While Sacha Baron Cohen may currently be a global poster child for British comedy, In The Loop sees one of comedy’s unsung heroes trumping him and delivering one of the sharpest, funniest British films of recent years.
Armando Iannucci’s name has been on the credits for some of the most influential TV comedies, from The Day Today to Stewart Lee’s Comedy Vehicle, via the Thick Of It, becoming a byword (or byname?) for top quality sophisti-chuckles.
Spinning off from the hit political satire The Thick of It, In The Loop sees the series making the leap to the big screen, though with greater panache than Holiday On The Buses.

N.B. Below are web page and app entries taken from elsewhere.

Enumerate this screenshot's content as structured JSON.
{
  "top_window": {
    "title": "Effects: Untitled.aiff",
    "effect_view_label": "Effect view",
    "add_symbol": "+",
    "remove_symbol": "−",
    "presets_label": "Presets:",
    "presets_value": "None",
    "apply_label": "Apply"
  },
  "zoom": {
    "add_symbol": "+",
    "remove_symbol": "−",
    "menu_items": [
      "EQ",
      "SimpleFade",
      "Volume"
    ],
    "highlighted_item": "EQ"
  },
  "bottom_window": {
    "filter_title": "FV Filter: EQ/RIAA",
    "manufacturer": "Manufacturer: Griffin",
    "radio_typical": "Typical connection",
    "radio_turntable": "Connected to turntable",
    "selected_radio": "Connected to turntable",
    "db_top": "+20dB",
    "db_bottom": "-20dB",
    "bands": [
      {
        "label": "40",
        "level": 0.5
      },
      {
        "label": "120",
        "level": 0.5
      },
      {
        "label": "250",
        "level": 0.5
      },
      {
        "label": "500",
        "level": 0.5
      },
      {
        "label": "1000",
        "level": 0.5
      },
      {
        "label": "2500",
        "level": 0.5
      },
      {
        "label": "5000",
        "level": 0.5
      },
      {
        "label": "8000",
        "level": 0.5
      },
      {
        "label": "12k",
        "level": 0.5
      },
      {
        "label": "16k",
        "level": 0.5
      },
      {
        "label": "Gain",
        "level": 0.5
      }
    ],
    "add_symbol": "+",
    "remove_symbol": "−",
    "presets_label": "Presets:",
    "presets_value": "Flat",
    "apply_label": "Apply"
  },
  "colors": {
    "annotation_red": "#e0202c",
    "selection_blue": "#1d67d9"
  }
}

Feckless MP Simon Foster accidentally launches a shitstorm in Anglo-American relations when he deviates from the party line and makes an off-hand remark about the likelihood of there being a war, incurring the considerable and spectacular wrath of spin doctor and attack dog Malcolm Tucker.
After Foster’s bumbling attempts to back out of the controversy only make matters worse, he’s packed off to Washington out of harm’s way, where his US counterparts all seek to use him the their pro- and anti-war campaigns. All the while Tucker seeks to manage the situation, mainly by way of colourful threats of brutality.
In many ways, In The Loop feels like a perfect distillation of the best of modern comedy. Blisteringly satirical at its core, it benefits from the low-key observational characterisation and pacing of The Office, plus the loose improv vibe of Curb Your Enthusiasm. Throw in some scriptwriters from Peep Show and you have a solid 105 minutes that you’d be hard-pushed to find fault with.
What’s most impressive is how impressively packed it is – one-liners flow from the off, sending the screen into meltdown whenever the spectacularly and creatively offensive Tucker looms into view. This neatly plotted beauty rarely flags for pace as a result, and one of the real joys of it is the feeling that you’ve just dropped into a permanently ongoing situation, a world where these people will continue to be hilarious away from the camera’s gaze.
As much attention is given to the foibles of the minor characters, who also get to dip their fingers in the on-liner pot – especially Steve Coogan’s swell turn as a grumpy constituent.
Savvy, cool, funny, hugely likable and utterly memorable, In The Loop is must-viewing for anybody with even the vaguest passing interest in Britcoms.
Starring: James Gandolfini, Peter Capaldi, Tom Hollander, Steve Coogan
Directed by: Armando Iannucci
Extras: Commentary, deleted scenes, webisodes, interviews, trailers